I know this is similar to what I posted on Oct. 18th (Laura Nyro’s birthday), but can you ever hear Laura Nyro sing “Save the Country” too many times?
In January of 1969, The Kraft Music Hall, a longtime musical-variety television program on the NBC network, broadcast an episode titled The Sounds of the Sixties (sources for the actual broadcast date conflict between the 15th and the 22nd).
Regardless of the actual date, the program’s host, Bobby Darin, sang renditions of contemporary pop music, and performed duets with Stevie Wonder and Judy Collins. One of the guest performers that evening was singer-songwriter Laura Nyro, who performed “He’s a Runner” and “Save the Country.”
“Save the Country” is an upbeat protest song. At a time when the country had experienced the political assassinations of Martin Luther King, Jr. and Robert F. Kennedy, Jr., when cities had literally burned from racial strife and sentiments were turning stronger against the Vietnam War, Laura Nyro wrote a song to pull us together as a people for a greater good.
Blending pop music with gospel, Nyro sings about re-birth, avoiding the path of hate (“lay that devil down”) and channeling the “fury in my soul” into a harmony and hope that individuals possess the power to do the right thing, to change the world for the better. Her lyrics remain relevant today.
The song became a hit for the 5th Dimension in the summer of 1970 (following the Kent State shootings, at the same time Crosby, Stills,Nash & Young released “Ohio”).

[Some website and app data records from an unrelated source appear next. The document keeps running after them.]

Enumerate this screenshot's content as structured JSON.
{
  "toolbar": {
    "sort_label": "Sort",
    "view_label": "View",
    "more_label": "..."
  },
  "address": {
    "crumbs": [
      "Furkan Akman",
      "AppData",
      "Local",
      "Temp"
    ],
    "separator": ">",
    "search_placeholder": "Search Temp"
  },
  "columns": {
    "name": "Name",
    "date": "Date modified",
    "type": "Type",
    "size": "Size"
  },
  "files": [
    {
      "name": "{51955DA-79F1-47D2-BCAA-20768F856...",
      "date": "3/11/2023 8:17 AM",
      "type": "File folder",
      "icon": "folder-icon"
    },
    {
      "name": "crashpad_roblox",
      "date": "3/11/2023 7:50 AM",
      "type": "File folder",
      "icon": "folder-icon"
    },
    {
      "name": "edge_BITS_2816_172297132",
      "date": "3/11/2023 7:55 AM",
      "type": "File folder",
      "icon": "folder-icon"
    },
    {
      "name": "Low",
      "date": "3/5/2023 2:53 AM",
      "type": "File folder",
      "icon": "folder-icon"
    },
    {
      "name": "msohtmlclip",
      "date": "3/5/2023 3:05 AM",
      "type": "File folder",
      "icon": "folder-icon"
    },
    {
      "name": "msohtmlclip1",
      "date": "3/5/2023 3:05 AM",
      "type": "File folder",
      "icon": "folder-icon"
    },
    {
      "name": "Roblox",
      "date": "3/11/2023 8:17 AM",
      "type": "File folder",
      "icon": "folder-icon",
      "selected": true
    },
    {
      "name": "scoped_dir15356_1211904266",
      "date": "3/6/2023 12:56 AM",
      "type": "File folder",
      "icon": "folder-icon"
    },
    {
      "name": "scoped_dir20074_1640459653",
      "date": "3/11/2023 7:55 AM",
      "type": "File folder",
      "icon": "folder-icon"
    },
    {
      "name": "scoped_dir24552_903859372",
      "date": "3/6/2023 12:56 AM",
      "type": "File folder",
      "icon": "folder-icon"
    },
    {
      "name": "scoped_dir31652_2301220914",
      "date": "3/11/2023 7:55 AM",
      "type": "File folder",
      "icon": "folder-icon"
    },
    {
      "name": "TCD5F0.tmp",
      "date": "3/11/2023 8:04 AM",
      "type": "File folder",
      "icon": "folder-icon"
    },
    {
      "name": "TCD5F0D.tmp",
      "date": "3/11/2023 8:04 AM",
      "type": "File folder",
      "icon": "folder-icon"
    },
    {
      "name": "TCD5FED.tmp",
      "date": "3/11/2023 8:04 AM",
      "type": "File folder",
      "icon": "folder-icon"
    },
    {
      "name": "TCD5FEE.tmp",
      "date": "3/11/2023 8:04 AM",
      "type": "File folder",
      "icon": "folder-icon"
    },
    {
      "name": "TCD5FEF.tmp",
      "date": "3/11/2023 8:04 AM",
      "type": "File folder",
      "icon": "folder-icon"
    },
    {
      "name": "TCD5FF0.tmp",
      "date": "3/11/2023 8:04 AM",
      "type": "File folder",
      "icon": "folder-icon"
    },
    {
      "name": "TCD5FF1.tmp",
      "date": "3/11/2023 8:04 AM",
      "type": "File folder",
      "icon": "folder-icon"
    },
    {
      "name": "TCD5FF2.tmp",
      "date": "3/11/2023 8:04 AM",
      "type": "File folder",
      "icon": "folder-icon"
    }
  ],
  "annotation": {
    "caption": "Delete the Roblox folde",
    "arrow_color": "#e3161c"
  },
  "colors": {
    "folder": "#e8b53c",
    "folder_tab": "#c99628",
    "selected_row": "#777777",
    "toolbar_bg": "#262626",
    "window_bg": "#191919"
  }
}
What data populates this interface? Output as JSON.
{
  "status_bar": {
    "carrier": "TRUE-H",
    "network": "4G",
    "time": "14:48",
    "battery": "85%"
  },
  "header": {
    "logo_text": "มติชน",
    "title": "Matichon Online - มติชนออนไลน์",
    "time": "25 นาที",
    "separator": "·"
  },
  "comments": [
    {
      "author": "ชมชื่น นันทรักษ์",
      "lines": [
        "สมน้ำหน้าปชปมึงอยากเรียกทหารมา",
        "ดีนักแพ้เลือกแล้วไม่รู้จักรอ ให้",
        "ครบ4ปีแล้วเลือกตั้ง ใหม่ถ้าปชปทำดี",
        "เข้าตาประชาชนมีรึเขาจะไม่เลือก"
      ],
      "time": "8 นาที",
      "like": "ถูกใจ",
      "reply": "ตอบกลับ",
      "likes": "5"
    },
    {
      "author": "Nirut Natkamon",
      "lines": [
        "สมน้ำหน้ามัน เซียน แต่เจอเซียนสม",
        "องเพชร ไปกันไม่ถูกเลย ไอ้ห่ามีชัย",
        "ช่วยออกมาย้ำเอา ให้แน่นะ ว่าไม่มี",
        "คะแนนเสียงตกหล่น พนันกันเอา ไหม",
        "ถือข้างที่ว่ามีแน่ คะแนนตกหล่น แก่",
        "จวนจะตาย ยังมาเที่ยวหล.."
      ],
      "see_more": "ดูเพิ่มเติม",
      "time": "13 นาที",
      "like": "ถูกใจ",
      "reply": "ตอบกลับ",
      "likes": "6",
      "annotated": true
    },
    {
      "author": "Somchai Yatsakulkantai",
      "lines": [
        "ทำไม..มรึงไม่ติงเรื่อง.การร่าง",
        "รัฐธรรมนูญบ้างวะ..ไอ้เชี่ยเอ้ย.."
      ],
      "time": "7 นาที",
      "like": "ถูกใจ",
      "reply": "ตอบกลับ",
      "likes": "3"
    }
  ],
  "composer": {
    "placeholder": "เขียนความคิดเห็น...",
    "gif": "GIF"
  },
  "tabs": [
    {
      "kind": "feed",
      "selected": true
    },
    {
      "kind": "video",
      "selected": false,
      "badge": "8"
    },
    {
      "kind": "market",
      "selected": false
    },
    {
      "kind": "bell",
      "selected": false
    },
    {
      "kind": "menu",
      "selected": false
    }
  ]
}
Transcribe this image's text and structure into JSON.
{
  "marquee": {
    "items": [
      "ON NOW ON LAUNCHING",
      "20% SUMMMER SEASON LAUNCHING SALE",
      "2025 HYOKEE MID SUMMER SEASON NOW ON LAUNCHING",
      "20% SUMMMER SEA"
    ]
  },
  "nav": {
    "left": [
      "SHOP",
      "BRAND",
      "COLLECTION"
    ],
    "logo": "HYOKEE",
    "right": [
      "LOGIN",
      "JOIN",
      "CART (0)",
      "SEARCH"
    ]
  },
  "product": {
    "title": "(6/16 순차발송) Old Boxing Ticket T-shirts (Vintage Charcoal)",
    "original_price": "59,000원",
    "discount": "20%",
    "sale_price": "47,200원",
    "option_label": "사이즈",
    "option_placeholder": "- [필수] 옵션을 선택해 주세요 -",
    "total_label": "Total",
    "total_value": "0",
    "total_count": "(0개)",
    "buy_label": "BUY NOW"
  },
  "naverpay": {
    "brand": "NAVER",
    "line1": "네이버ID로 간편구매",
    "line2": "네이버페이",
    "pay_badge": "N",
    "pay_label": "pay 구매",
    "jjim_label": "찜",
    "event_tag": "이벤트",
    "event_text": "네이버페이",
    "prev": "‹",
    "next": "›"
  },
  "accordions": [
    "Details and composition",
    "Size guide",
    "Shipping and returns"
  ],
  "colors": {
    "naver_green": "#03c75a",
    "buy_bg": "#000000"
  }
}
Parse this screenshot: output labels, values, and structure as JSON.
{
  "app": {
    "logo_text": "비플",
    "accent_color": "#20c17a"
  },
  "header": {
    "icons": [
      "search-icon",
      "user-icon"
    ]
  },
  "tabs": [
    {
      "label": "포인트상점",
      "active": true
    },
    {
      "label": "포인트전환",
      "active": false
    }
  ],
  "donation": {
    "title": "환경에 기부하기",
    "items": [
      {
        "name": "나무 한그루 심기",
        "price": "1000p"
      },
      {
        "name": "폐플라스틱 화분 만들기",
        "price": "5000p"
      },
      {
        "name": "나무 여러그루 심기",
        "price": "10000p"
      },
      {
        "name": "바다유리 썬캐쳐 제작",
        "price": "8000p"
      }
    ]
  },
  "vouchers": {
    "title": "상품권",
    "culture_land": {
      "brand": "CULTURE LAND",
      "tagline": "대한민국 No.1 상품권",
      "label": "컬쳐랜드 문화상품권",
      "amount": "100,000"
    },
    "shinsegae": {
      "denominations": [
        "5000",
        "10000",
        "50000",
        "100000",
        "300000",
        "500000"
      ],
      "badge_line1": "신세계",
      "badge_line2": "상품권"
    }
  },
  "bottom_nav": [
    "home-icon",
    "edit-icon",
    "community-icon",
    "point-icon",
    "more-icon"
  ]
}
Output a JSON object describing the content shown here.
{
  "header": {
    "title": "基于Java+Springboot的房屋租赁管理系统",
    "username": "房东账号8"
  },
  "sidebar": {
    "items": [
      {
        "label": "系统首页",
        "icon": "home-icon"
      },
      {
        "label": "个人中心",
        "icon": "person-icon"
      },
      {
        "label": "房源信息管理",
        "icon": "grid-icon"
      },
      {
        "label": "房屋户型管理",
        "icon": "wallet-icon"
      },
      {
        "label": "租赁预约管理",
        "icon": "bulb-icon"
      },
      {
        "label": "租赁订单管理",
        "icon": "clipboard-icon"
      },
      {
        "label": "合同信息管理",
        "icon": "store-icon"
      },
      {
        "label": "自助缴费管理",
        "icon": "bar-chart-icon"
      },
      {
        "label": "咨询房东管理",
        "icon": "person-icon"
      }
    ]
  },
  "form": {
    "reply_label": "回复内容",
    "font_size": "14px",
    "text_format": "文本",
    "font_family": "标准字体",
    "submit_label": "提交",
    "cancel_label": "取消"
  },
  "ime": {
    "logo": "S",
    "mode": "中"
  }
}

The biggest correction to my October post is that Laura Nyro will finally be inducted into the Rock and Roll Hall of Fame on April 14, 2012.